The opening night of “The Vision of Television” exhibit filled the Emerson Media Art Gallery with flashing wall projections of experimental media art, staticky television screens, and an unusual emotional charge on Nov. 15.
Late art historian and curator Joseph D. Ketner II researched archives in Germany for five years to gather the work of avant-garde artists who used broadcast television as a medium for art.
The exhibit was not only the first one of the season, but also the first to follow Ketner’s passing in September.
Freshman Cameron Carleton, a gallery guide, received a packet from his superiors beforehand to study and understand the artwork presented that night.
“In the late 1960s and mid-1970s, this was the new medium of the time,” Carleton said at the event. “This was groundbreaking technology, so a lot of artists kind of took the chance and hoped that television stations would give them air time to air whatever they wanted. They tried to push the boundaries as much as possible.”
“The Vision of Television” runs until Jan. 19 in the Emerson Media Art Gallery, which is open Wednesday through Saturday from 2 to 7 p.m.
James Manning, exhibition manager and Ketner’s long-time friend, helped finish and put together the show after Ketner’s passing. He said the exhibit displays how mid-century artists experimented with mixing art and broadcast.
“There is a lot of pieces that he found, especially in the German archives, that hadn’t been seen since they were aired,” Manning said. “And some of them are very important pieces—there is documentation of the first Fluxus event, and there’s also documentation of one of Joseph Beuys’ most famous performances where he talks to a dead rabbit.”
According to the Tate museum, Fluxus is an active avant-garde collective of artists that engages in experimental art performances since its start in the 1960s.
Ketner’s son, Alex Ketner, attended the exhibit on opening night after following his father’s work for years. He said he witnessed his father discovering the pieces one by one during his travels back and forth from Germany.
“I’ve always loved that about all my dad’s work.

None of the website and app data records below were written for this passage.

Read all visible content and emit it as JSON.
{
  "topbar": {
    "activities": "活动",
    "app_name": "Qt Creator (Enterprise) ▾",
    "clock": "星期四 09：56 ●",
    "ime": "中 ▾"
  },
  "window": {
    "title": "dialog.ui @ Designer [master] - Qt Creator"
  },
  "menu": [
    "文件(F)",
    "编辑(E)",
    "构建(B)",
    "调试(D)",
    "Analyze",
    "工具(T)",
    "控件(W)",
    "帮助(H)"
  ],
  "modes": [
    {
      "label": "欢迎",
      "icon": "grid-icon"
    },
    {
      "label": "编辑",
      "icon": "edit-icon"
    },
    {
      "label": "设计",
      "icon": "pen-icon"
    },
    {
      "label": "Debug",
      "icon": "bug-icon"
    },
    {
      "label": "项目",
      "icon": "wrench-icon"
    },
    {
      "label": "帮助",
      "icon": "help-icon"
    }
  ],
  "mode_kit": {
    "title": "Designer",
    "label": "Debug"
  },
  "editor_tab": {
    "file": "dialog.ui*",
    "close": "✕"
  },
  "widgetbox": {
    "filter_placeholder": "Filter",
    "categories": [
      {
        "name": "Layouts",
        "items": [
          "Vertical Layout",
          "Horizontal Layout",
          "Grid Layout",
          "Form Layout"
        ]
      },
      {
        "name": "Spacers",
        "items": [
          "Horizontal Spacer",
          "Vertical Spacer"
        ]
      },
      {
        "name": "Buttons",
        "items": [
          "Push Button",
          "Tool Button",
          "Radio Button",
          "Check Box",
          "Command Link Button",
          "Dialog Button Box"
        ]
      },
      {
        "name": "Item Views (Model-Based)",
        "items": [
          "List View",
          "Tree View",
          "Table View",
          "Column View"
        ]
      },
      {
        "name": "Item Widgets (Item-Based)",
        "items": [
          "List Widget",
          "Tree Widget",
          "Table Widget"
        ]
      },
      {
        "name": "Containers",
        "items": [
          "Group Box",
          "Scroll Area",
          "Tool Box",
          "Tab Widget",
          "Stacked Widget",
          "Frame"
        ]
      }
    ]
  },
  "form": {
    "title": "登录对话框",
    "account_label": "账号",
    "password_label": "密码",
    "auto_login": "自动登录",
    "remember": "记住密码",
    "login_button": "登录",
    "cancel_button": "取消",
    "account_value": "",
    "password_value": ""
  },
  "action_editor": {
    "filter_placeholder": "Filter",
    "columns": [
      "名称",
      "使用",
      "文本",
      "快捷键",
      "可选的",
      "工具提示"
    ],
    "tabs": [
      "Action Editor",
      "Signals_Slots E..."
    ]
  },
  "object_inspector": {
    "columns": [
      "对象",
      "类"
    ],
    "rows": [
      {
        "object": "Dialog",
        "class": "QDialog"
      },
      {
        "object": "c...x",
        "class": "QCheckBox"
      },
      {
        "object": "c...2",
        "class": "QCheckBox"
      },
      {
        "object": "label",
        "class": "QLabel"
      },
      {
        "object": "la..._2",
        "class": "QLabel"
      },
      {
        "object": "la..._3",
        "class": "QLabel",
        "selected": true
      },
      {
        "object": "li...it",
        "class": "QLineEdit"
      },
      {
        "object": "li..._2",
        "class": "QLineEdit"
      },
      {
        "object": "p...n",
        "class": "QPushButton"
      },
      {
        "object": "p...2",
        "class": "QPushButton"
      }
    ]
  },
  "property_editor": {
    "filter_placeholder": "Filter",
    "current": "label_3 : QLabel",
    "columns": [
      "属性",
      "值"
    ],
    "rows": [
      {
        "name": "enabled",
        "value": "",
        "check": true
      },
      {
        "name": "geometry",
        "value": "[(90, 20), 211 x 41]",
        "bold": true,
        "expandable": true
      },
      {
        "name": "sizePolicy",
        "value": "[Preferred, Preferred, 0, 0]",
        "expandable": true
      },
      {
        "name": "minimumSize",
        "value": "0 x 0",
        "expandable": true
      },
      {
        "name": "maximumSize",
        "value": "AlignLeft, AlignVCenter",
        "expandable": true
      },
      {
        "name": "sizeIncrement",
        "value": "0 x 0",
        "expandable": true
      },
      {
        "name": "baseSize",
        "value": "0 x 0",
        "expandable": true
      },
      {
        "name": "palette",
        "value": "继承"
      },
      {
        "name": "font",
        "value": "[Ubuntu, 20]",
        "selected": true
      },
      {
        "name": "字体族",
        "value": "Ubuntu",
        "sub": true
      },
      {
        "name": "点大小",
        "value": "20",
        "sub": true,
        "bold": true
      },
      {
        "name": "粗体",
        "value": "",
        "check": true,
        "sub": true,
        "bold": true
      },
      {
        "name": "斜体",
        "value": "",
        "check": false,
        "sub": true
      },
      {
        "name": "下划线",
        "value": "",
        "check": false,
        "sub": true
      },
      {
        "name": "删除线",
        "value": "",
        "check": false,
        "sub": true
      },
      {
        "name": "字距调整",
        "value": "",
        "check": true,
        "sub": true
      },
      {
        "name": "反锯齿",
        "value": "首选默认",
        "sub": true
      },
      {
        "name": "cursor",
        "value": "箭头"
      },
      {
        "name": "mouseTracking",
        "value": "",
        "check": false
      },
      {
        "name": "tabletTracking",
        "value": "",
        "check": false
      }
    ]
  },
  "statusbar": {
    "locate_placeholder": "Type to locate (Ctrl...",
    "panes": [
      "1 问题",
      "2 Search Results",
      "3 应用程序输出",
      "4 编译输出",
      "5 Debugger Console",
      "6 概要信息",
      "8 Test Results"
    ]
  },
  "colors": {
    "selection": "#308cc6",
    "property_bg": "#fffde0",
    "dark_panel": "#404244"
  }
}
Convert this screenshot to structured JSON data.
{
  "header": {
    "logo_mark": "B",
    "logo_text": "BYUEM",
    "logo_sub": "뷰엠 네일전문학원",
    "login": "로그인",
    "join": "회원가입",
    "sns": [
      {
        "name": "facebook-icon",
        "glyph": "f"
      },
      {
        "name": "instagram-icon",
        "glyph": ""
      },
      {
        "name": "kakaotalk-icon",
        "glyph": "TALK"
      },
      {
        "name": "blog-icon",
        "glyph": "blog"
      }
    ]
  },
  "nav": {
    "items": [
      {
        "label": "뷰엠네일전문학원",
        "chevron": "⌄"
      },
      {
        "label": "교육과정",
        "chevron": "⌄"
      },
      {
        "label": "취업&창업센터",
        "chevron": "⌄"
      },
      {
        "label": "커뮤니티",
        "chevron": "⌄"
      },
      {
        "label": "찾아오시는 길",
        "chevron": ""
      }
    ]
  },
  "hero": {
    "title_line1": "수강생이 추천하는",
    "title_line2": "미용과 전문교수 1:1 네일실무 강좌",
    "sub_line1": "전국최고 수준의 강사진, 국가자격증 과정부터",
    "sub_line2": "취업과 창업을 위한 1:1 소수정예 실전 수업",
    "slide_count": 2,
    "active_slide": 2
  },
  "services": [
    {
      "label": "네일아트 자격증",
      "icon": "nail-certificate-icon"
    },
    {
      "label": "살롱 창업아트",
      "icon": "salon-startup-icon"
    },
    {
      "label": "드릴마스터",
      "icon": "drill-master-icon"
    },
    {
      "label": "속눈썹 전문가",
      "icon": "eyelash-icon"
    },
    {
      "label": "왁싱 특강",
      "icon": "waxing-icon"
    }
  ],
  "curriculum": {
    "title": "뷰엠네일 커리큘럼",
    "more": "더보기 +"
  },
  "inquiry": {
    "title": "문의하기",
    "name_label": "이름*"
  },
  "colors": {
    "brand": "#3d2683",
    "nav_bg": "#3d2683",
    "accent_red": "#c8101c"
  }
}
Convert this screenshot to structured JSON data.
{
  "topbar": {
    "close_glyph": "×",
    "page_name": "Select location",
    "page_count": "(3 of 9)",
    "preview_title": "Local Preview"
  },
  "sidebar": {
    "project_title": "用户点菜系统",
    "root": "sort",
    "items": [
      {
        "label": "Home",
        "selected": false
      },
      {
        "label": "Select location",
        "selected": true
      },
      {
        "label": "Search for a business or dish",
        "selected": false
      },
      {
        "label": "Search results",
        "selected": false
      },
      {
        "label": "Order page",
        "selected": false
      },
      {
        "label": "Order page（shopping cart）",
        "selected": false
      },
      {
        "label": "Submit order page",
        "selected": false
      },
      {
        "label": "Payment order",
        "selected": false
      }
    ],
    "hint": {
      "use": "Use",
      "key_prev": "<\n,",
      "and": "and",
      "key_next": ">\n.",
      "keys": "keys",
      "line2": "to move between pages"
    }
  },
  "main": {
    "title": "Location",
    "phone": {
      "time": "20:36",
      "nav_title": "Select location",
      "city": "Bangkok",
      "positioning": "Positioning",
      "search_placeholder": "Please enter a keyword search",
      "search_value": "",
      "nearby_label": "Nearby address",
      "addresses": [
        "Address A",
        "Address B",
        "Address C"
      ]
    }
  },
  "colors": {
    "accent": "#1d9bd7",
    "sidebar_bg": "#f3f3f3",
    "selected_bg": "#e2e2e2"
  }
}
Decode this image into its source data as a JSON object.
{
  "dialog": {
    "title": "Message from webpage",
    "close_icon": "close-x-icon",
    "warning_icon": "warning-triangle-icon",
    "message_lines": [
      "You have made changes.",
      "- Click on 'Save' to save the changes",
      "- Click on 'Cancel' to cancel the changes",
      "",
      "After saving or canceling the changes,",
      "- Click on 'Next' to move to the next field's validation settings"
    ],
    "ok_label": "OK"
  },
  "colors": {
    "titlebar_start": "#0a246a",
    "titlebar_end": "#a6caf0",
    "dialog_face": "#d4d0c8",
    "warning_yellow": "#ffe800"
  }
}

Everything he’s ever found, every exhibit he’s ever shown, it’s never been the most popular thing—it’s always been the obscure,” Alex Ketner said. “It’s always been the rare finds.”
George Fifield, director of Boston Cyberarts and Ketner’s friend, stepped in after Ketner’s passing to help finalize the exhibit as well. He wrote the explanatory texts on the kiosks interpreting the pieces displayed.
“A number of people there really felt that it was their responsibility to bring avant-garde culture—not just culture—to the people,” Fifield said in an interview.
Fifield described Ketner’s discoveries of documentaries on avant-garde art in these archives as gems that reveal the overarching interaction between video art and public television stations in Germany and the United States.
“Key to this are these early German documentaries from German television stations that made an effort to go out and make documents about things like the Zero group, things like Joseph Beuys, and present them on air. Some of these shows are being seen for literally the second time ever,” Fifield said.
Fifield urged people to come see the exhibit and learn about these historical gems and said his favorite is “Three Transitions” by Peter Campus, which he refers to as the most perfect piece of video art ever made.
Fifield said he thinks the history of video art has recently grown and people should look at the wealth of information made available to them.
“Anytime I’m sad, I’ll be around here, or anytime I’m happy, whatever. But I’ll come here as much as possible, definitely. And everyone should,” Alex Ketner said. “Everyone should always come here, all the time, this is a little gem that you would never know, right next to the Common.”